Chapel of San Bernardo delle Forche

Chapel of San Bernardo delle Forche   ,   via San Bernardo   ,   12084   Mondovì   (CN)   Italy

THE SIGNS OF THE CHAPEL

Traces of passage to the future memory of wayfarers, pilgrims and those condemned to death


Inside the chapel there are a lot of graffiti engraved on the frescoes themselves, most of them in the lower part of the frescoes.

The old graffiti deserve a special mention, because let's not forget that in those days, when very few people knew how to write, leaving their name, date or an invocation to the Saint was something very different from modern writing that can sometimes be disfiguring and without any value.

The dates found in S. Bernardo delle Forche, as in other chapels in the region, are used for the probable dating, however, prior to the graffiti.

This custom must have been very widespread, and especially among educated and important people.

There is also an abundance of coats of arms and graphite symbols, not only written.

In fig. 4 one bears the date 1559 and the inscription "W Savoia" and the monogram FERT (it is the motto of the House of Savoy, of the Kingdom of Sardinia and the Kingdom of Italy, adopted by Amedeo VI).
The names of the saints are written in elegant gothic characters like many prayers.
A very long inscription is engraved on the edge of the "Good and Bad Prayer".

Perhaps they were comments and explanations of the iconography.
Many writings are in German and many others in Latin, often already vulgarized.
Interesting are the human figures hanging from the scaffold, and the one, almost childish in the stretch, of a little horned devil.
Among the symbolic figures we find the so called "Solomon's Knot" (a square dangled on the corners, an ancient symbol commonly used today in northern Europe, where it often appears mainly in English heraldry where it is best known as "Bowen's knot") and a large Cross formed by a braided rope (fig. 5).
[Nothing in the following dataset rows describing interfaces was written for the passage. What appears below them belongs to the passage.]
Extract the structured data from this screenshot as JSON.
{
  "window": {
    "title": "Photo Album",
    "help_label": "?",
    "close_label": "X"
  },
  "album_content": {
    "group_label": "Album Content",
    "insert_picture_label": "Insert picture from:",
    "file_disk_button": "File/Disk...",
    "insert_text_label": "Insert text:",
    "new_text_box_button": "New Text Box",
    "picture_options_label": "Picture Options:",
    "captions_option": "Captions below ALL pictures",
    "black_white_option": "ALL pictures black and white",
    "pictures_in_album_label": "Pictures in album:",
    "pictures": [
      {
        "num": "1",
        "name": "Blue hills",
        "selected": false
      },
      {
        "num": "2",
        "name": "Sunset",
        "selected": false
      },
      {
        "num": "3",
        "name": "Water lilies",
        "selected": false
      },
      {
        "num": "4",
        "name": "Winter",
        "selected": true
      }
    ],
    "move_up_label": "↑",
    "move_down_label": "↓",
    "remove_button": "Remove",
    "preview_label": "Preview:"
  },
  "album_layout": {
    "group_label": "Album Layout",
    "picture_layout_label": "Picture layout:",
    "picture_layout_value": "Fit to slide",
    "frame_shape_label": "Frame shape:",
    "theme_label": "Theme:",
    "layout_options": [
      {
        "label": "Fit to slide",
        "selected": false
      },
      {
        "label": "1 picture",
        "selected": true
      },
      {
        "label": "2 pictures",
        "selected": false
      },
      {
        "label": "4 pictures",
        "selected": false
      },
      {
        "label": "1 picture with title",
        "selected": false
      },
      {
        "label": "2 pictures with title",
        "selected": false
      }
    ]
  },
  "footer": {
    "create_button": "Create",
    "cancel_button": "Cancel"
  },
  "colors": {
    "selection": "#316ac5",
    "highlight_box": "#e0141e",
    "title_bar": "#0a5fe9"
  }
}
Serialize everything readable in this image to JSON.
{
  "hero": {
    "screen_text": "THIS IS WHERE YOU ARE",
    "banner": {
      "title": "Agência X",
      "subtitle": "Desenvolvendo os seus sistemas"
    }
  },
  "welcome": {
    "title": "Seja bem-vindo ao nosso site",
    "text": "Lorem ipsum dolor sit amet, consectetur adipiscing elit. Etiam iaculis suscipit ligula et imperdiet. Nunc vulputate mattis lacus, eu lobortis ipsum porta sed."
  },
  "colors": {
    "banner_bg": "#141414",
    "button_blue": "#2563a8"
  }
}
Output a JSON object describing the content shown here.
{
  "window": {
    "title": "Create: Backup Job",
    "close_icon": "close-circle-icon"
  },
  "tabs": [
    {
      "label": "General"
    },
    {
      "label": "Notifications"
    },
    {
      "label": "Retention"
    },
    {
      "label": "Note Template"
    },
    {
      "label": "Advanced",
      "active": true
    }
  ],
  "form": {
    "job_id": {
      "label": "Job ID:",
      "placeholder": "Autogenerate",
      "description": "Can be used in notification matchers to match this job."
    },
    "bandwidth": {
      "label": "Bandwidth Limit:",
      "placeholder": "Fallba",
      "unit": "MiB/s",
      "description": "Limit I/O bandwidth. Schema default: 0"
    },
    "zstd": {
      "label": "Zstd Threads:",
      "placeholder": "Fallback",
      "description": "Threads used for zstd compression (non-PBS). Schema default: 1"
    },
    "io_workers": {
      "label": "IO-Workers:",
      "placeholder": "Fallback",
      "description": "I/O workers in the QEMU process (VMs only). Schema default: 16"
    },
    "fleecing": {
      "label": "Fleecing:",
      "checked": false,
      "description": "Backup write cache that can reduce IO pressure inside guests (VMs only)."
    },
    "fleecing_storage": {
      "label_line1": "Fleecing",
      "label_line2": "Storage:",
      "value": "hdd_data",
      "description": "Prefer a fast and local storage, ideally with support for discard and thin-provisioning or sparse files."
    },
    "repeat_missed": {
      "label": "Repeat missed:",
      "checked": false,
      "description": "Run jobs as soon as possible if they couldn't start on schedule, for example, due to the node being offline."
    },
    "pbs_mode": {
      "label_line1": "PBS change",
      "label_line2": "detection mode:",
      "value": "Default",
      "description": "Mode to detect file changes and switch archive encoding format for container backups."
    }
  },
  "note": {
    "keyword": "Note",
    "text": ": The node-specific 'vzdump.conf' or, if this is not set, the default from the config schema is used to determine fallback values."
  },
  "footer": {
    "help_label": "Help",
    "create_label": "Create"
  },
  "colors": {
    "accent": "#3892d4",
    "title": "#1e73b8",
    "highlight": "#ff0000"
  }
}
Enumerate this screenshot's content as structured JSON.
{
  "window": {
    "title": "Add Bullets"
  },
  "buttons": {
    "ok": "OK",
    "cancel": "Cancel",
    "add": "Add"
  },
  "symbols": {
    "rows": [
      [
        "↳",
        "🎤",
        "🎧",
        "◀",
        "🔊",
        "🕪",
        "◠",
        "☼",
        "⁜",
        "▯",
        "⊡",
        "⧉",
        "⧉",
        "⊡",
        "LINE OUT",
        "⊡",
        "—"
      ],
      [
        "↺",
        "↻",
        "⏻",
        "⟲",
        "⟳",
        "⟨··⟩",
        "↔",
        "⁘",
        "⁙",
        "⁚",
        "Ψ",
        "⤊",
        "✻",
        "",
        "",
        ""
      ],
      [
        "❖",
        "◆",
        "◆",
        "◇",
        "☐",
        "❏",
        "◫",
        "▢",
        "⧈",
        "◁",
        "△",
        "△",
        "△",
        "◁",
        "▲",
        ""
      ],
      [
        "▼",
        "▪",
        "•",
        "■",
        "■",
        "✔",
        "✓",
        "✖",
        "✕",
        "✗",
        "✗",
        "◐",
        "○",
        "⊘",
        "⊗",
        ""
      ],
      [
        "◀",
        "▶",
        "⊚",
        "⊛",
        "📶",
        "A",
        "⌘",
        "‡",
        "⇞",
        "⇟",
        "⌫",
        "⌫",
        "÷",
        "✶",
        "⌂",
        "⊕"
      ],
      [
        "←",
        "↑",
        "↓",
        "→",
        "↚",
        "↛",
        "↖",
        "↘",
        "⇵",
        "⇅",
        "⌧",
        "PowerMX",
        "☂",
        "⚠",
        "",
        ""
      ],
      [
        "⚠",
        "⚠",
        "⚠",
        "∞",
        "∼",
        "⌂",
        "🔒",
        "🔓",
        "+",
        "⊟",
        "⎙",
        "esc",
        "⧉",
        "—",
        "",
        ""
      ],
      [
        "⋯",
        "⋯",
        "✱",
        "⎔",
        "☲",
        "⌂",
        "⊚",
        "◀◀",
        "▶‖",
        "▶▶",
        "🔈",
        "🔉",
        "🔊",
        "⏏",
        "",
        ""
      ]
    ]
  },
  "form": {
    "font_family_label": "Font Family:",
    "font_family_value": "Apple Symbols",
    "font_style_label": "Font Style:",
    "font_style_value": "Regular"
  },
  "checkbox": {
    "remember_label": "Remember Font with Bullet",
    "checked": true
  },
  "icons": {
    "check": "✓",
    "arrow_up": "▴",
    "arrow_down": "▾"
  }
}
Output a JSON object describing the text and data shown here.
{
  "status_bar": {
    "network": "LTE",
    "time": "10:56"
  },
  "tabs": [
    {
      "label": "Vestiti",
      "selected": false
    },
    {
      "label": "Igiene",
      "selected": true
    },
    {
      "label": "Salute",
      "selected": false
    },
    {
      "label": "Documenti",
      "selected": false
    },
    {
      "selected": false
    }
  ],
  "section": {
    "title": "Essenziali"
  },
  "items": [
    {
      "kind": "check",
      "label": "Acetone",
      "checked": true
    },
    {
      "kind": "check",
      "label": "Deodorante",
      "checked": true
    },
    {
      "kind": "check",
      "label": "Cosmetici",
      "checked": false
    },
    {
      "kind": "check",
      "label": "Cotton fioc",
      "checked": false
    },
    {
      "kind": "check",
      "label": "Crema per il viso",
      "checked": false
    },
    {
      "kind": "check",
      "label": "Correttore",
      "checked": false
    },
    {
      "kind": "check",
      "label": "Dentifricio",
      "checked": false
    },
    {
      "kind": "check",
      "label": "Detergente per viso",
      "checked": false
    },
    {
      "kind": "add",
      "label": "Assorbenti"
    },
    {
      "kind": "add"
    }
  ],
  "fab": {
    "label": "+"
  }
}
Some people must have taken a long time to make the engraving, then made with care, to leave a message of faith or custom, which today comes to us from those distant times as something mysterious or sacred.
Lords and nobles used horses, prelates and rich merchants used mules, but the others all went on foot along the long dusty roads or paths.
The time therefore had another dimension for those people in these centuries, who certainly did not have the anxiety to run of our days, and they could therefore stop to rest for a long time in the half-light of the small chapels and perhaps to shelter from the sun in the days of the summer heat, or the stinging cold of winter nights.

They would then leave on the walls the expression of their gratitude and the testimony of their faith, or they could (in the case of people condemned to the scaffold) have also left their last words written to exorcise fear.

(*)   ref. BIBLIOGRAPHY